Funding to provide Kentuckians with second chances creating safer communities

FRANKFORT, Ky. (Dec. 15, 2022) - The Kentucky State Corrections Commission (SCC) announced today that applications for the 2023 Community Corrections Grant will be available January 1, 2023. Funding will be awarded to projects and programs throughout the commonwealth that are providing second chance opportunities to the justice-involved population.

“Providing quality second chances has been a long-time priority of mine," said Gov. Andy Beshear. “The Kentucky State Corrections Commission grant allows all Kentuckians to have the second chances they deserve; thereby creating a better, safe Kentucky for future generations."

Eligible applicants include local government agencies, private nonprofits and/or charitable organizations providing sentencing alternatives for the judicial system with treatment, rehabilitation and restitution opportunities. Additionally, SCC may award grants for community corrections programs that offer additional resources and opportunities focused on increasing the potential for successful completion of sentences. Local Community Corrections Boards stimulates local involvement in community corrections programs to ensure they are specifically designed to meet the needs of the sentencing court and the community. Grant funding will support projects in operation from July 1, 2023, through June 30, 2024.

“For the justice system to create safer communities and enhance the quality of service for all Kentuckians there must be collaboration between law enforcement, the court system, corrections, local and state government," said Justice and Public Safety Cabinet Secretary Kerry Harvey, who by statute chairs the SCC. “And this grant funding provides a resource for that collaboration to expand and strengthen."

The SCC was created to administer grant money, along with developing and implementing a statewide strategic plan for state and community corrections programs.
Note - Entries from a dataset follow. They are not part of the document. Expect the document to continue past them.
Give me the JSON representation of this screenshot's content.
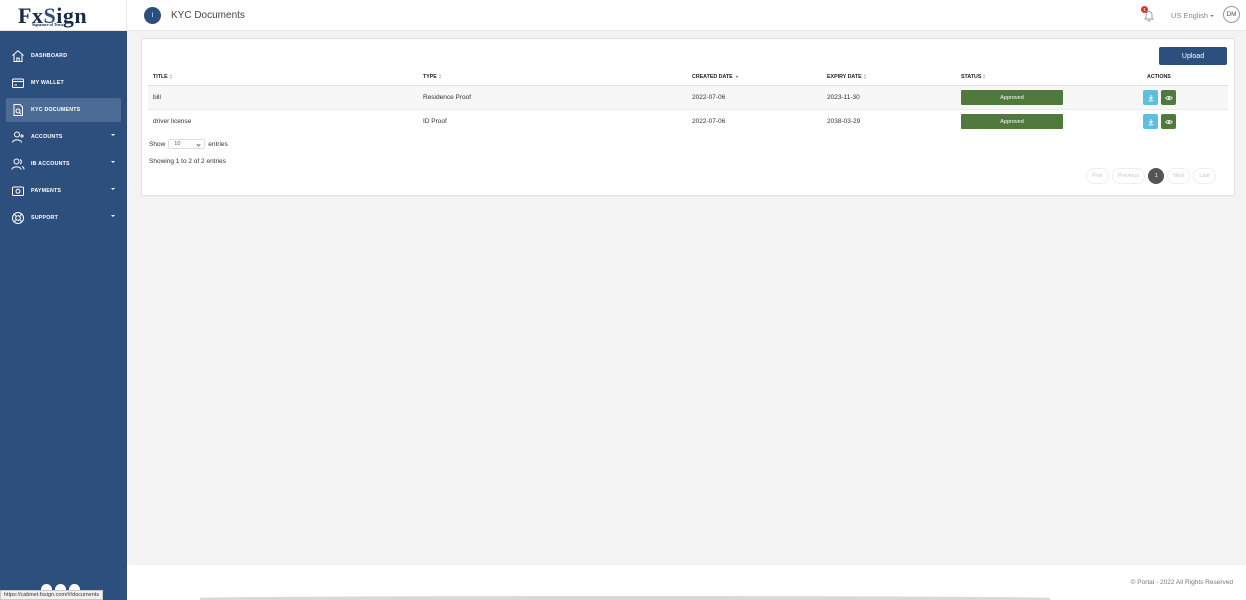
{
  "brand": {
    "logo_main_a": "Fx",
    "logo_main_b": "S",
    "logo_main_c": "ign",
    "tagline": "Signature of Trust"
  },
  "sidebar": {
    "items": [
      {
        "label": "DASHBOARD",
        "icon": "home-icon",
        "has_caret": false
      },
      {
        "label": "MY WALLET",
        "icon": "wallet-icon",
        "has_caret": false
      },
      {
        "label": "KYC DOCUMENTS",
        "icon": "document-search-icon",
        "has_caret": false,
        "active": true
      },
      {
        "label": "ACCOUNTS",
        "icon": "user-add-icon",
        "has_caret": true
      },
      {
        "label": "IB ACCOUNTS",
        "icon": "users-icon",
        "has_caret": true
      },
      {
        "label": "PAYMENTS",
        "icon": "payment-icon",
        "has_caret": true
      },
      {
        "label": "SUPPORT",
        "icon": "lifebuoy-icon",
        "has_caret": true
      }
    ],
    "status_url": "https://cabinet.fxsign.com/#/documents"
  },
  "header": {
    "page_number": "I",
    "title": "KYC Documents",
    "notification_count": "1",
    "language": "US English",
    "user_initials": "DM"
  },
  "table": {
    "upload_label": "Upload",
    "columns": [
      "TITLE",
      "TYPE",
      "CREATED DATE",
      "EXPIRY DATE",
      "STATUS",
      "ACTIONS"
    ],
    "rows": [
      {
        "title": "bill",
        "type": "Residence Proof",
        "created": "2022-07-06",
        "expiry": "2023-11-30",
        "status": "Approved"
      },
      {
        "title": "driver license",
        "type": "ID Proof",
        "created": "2022-07-06",
        "expiry": "2038-03-29",
        "status": "Approved"
      }
    ],
    "show_label": "Show",
    "entries_value": "10",
    "entries_label": "entries",
    "info": "Showing 1 to 2 of 2 entries",
    "pager": {
      "first": "First",
      "previous": "Previous",
      "current": "1",
      "next": "Next",
      "last": "Last"
    }
  },
  "footer": {
    "text": "© Portal - 2022 All Rights Reserved"
  },
  "colors": {
    "sidebar_bg": "#2c4f7e",
    "status_approved": "#4f7a3b",
    "download_button": "#5bc0de"
  }
}
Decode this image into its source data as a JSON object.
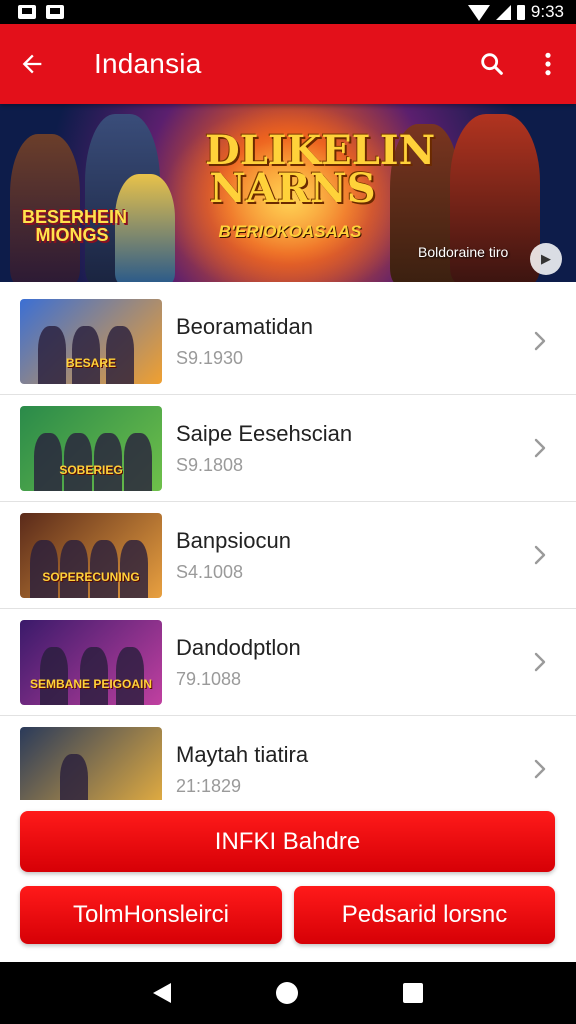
{
  "status_bar": {
    "time": "9:33"
  },
  "app_bar": {
    "title": "Indansia"
  },
  "hero": {
    "title": "DLIKELIN NARNS",
    "subtitle": "B'ERIOKOASAAS",
    "badge": "BESERHEIN MIONGS",
    "caption": "Boldoraine tiro"
  },
  "list": {
    "items": [
      {
        "title": "Beoramatidan",
        "subtitle": "S9.1930",
        "thumb_label": "BESARE",
        "colors": [
          "#3b6fd4",
          "#f0a030"
        ]
      },
      {
        "title": "Saipe Eesehscian",
        "subtitle": "S9.1808",
        "thumb_label": "SOBERIEG",
        "colors": [
          "#2a8a4a",
          "#6fc04a"
        ]
      },
      {
        "title": "Banpsiocun",
        "subtitle": "S4.1008",
        "thumb_label": "SOPERECUNING",
        "colors": [
          "#5a2a1a",
          "#e8a040"
        ]
      },
      {
        "title": "Dandodptlon",
        "subtitle": "79.1088",
        "thumb_label": "SEMBANE PEIGOAIN",
        "colors": [
          "#3a1a6a",
          "#c040a0"
        ]
      },
      {
        "title": "Maytah tiatira",
        "subtitle": "21:1829",
        "thumb_label": "",
        "colors": [
          "#2a3a5a",
          "#e8b040"
        ]
      }
    ]
  },
  "buttons": {
    "primary": "INFKI Bahdre",
    "secondary_left": "TolmHonsleirci",
    "secondary_right": "Pedsarid lorsnc"
  },
  "colors": {
    "brand_red": "#e3101a"
  }
}
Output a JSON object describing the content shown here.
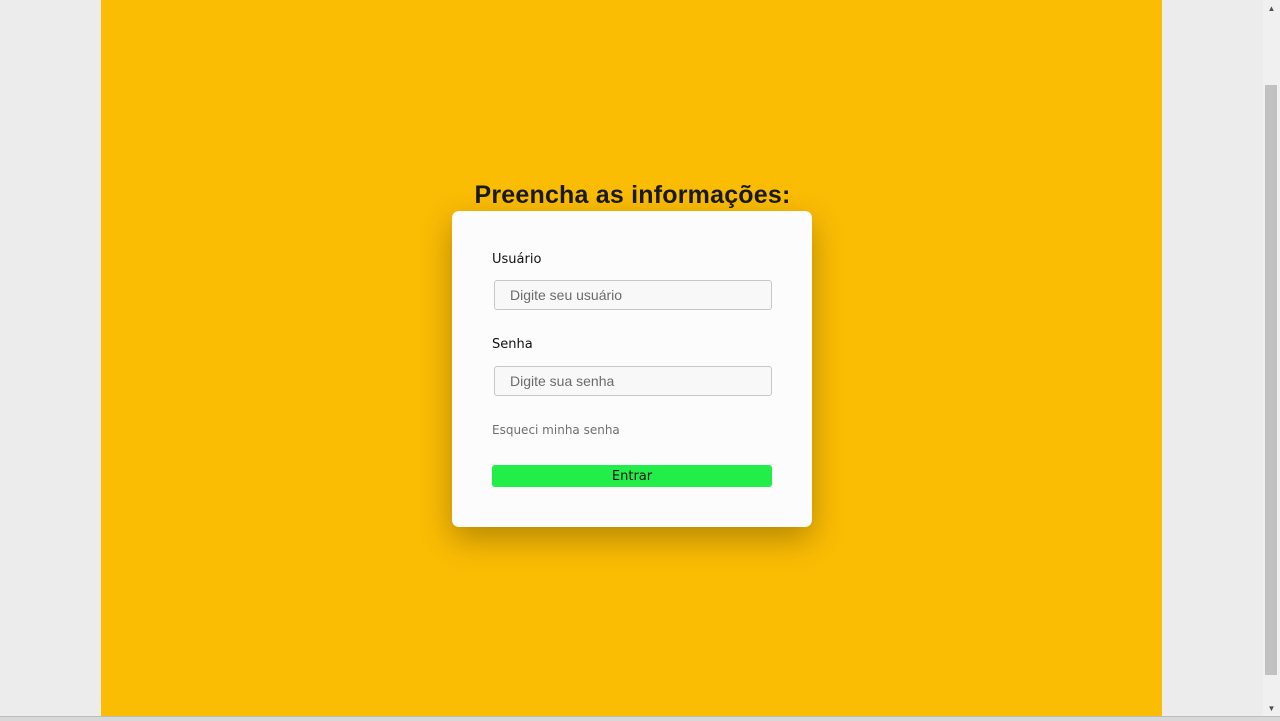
{
  "form": {
    "title": "Preencha as informações:",
    "user_label": "Usuário",
    "user_placeholder": "Digite seu usuário",
    "password_label": "Senha",
    "password_placeholder": "Digite sua senha",
    "forgot_label": "Esqueci minha senha",
    "submit_label": "Entrar"
  },
  "colors": {
    "background": "#fbbc04",
    "card": "#fcfcfc",
    "button": "#22ee4a"
  },
  "icons": {
    "scroll_up": "chevron-up-icon",
    "scroll_down": "chevron-down-icon"
  }
}
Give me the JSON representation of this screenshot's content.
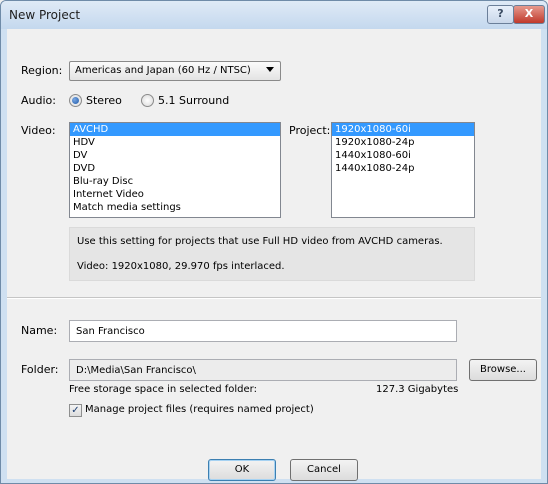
{
  "window": {
    "title": "New Project",
    "help_label": "?",
    "close_label": "X"
  },
  "region": {
    "label": "Region:",
    "selected": "Americas and Japan (60 Hz / NTSC)"
  },
  "audio": {
    "label": "Audio:",
    "options": [
      {
        "label": "Stereo",
        "checked": true
      },
      {
        "label": "5.1 Surround",
        "checked": false
      }
    ]
  },
  "video": {
    "label": "Video:",
    "items": [
      "AVCHD",
      "HDV",
      "DV",
      "DVD",
      "Blu-ray Disc",
      "Internet Video",
      "Match media settings"
    ],
    "selected_index": 0
  },
  "project": {
    "label": "Project:",
    "items": [
      "1920x1080-60i",
      "1920x1080-24p",
      "1440x1080-60i",
      "1440x1080-24p"
    ],
    "selected_index": 0
  },
  "description": {
    "line1": "Use this setting for projects that use Full HD video from AVCHD cameras.",
    "line2": "Video: 1920x1080, 29.970 fps interlaced."
  },
  "name": {
    "label": "Name:",
    "value": "San Francisco"
  },
  "folder": {
    "label": "Folder:",
    "value": "D:\\Media\\San Francisco\\",
    "browse_label": "Browse...",
    "free_space_label": "Free storage space in selected folder:",
    "free_space_value": "127.3 Gigabytes"
  },
  "manage": {
    "label": "Manage project files (requires named project)",
    "checked": true,
    "check_glyph": "✓"
  },
  "footer": {
    "ok_label": "OK",
    "cancel_label": "Cancel"
  },
  "colors": {
    "selection": "#3399ff",
    "title_bar": "#c4d8ee",
    "close_button": "#c0392b"
  }
}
Community corrections programs can reduce expenditures of state funds by allowing individuals to remain in their local communities while they participate in home incarceration, work release, treatment, and employment training. In 2022, SCC awarded $643,500 in grant funding to eight programs in Kentucky.

All applications must be submitted online via Intelligrants 10 (IGX), the Justice and Public Safety Cabinet's electronic Grants Management System. New applicants will be required to establish an account and become familiar with the system well in advance of the due date of February 28, 2023. Applicants should also note that validating a new user account requires 48 to 72 hours.

Assistance with the application process may be obtained by contacting Grants Management staff at

For information about the SCC, click here or contact Cyndi Heddleston at

Beshear-Coleman Administration Commitment to Reducing Recidivism
In November, the Governor announced two new programs aimed at boosting workforce participation by helping the justice-involved population who have paid their debt to society and are leaving prison to find meaningful employment. The administration is partnering with the Kentucky Chamber of Commerce to launch the Prison-to-Work Pipeline at all 13 state prisons and 19 local jails that house state inmates. Businesses located throughout Kentucky's 120 counties will virtually interview inmates with the goal of the inmate being offered a start date before returning to society.

At the time of the announcement, Gov. Beshear said, “To support our booming economy, fuel our workforce and reduce the chances of someone returning to prison, those transitioning out of prison need a good-paying job."

The administration also launched a statewide project that provides transportation to former inmates so they can get to addiction treatment, job interviews, education and employment. The program currently helps nearly 50,000 Kentuckians. Barriers to reentry have also been removed by tasking DOC to issue employability certificates to those who successfully complete programs while incarcerated.

For those suffering from addiction, in September 2021, Gov. Beshear announced the commonwealth had launched a new initiative to help employers address addiction, boost hiring and retention and support employees in the workplace.

On his third day in office, Gov. Beshear restored voting rights to Kentuckians who had completed their sentences for nonviolent, nonsexual offenses. Now more than 187,000 Kentuckians' rights have been restored.​